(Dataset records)
= Beginning of Section =
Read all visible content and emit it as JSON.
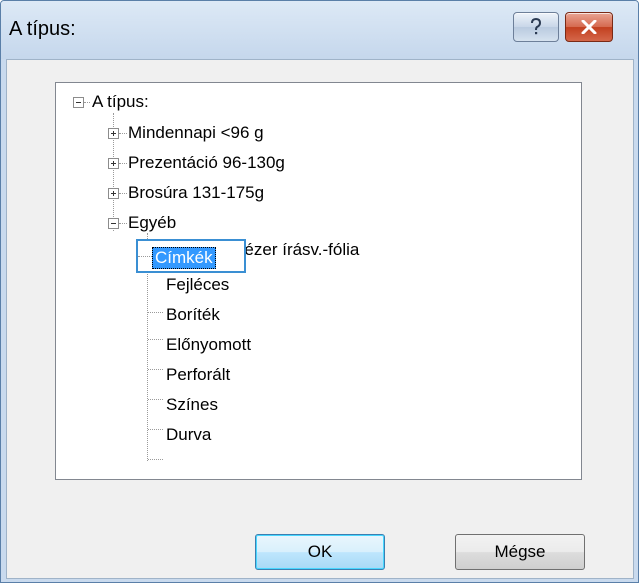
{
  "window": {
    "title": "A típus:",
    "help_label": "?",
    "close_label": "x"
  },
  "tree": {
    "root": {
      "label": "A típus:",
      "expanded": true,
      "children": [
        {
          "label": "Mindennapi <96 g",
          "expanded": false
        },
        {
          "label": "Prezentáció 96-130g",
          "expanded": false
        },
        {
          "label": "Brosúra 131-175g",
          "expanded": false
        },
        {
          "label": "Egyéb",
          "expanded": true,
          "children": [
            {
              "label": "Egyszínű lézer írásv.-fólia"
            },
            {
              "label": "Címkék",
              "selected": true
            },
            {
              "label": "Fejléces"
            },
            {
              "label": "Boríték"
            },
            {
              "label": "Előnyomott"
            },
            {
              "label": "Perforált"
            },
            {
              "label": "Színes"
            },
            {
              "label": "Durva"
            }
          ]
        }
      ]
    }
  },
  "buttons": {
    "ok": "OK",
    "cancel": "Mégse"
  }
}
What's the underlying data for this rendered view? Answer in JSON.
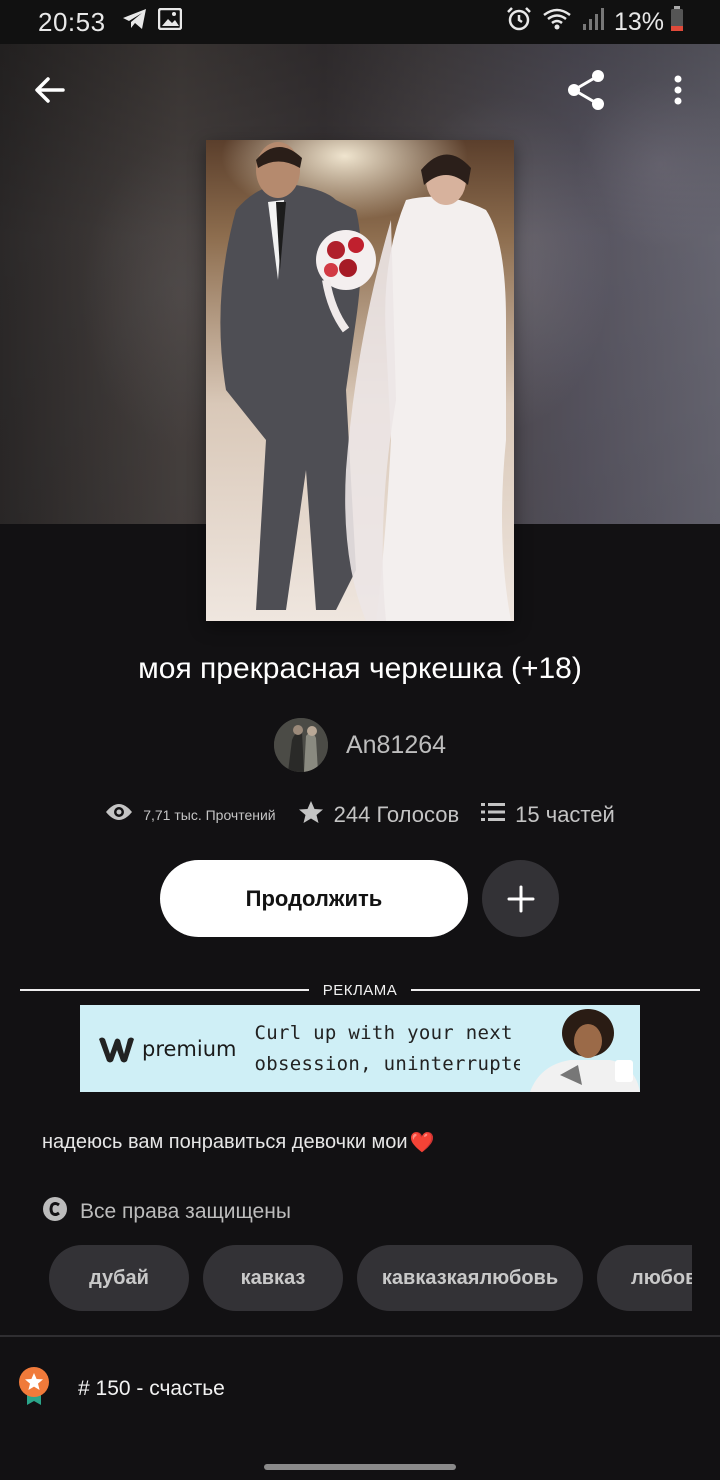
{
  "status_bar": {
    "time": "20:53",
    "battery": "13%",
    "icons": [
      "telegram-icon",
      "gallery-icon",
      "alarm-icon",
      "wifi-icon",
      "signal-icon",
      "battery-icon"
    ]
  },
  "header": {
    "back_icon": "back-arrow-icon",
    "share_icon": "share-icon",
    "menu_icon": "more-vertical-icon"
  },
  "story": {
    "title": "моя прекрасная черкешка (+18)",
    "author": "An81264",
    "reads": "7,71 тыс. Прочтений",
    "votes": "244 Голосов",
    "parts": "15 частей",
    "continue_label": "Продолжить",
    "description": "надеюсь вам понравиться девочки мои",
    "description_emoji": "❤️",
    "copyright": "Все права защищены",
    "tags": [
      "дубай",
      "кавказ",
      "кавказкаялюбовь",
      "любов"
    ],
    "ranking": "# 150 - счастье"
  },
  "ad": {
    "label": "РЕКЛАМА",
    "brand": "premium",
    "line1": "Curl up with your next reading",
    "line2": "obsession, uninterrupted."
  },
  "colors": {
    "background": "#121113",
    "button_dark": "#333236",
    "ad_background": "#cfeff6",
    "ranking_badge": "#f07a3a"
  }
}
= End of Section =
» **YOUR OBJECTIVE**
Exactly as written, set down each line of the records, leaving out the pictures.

» **YOUR SOLUTION**
Read all visible content and emit it as JSON.
{
  "window": {
    "title": "A típus:",
    "help_label": "?",
    "close_label": "x"
  },
  "tree": {
    "root": {
      "label": "A típus:",
      "expanded": true,
      "children": [
        {
          "label": "Mindennapi <96 g",
          "expanded": false
        },
        {
          "label": "Prezentáció 96-130g",
          "expanded": false
        },
        {
          "label": "Brosúra 131-175g",
          "expanded": false
        },
        {
          "label": "Egyéb",
          "expanded": true,
          "children": [
            {
              "label": "Egyszínű lézer írásv.-fólia"
            },
            {
              "label": "Címkék",
              "selected": true
            },
            {
              "label": "Fejléces"
            },
            {
              "label": "Boríték"
            },
            {
              "label": "Előnyomott"
            },
            {
              "label": "Perforált"
            },
            {
              "label": "Színes"
            },
            {
              "label": "Durva"
            }
          ]
        }
      ]
    }
  },
  "buttons": {
    "ok": "OK",
    "cancel": "Mégse"
  }
}
What's the underlying data for this rendered view? Answer in JSON.
{
  "status_bar": {
    "time": "20:53",
    "battery": "13%",
    "icons": [
      "telegram-icon",
      "gallery-icon",
      "alarm-icon",
      "wifi-icon",
      "signal-icon",
      "battery-icon"
    ]
  },
  "header": {
    "back_icon": "back-arrow-icon",
    "share_icon": "share-icon",
    "menu_icon": "more-vertical-icon"
  },
  "story": {
    "title": "моя прекрасная черкешка (+18)",
    "author": "An81264",
    "reads": "7,71 тыс. Прочтений",
    "votes": "244 Голосов",
    "parts": "15 частей",
    "continue_label": "Продолжить",
    "description": "надеюсь вам понравиться девочки мои",
    "description_emoji": "❤️",
    "copyright": "Все права защищены",
    "tags": [
      "дубай",
      "кавказ",
      "кавказкаялюбовь",
      "любов"
    ],
    "ranking": "# 150 - счастье"
  },
  "ad": {
    "label": "РЕКЛАМА",
    "brand": "premium",
    "line1": "Curl up with your next reading",
    "line2": "obsession, uninterrupted."
  },
  "colors": {
    "background": "#121113",
    "button_dark": "#333236",
    "ad_background": "#cfeff6",
    "ranking_badge": "#f07a3a"
  }
}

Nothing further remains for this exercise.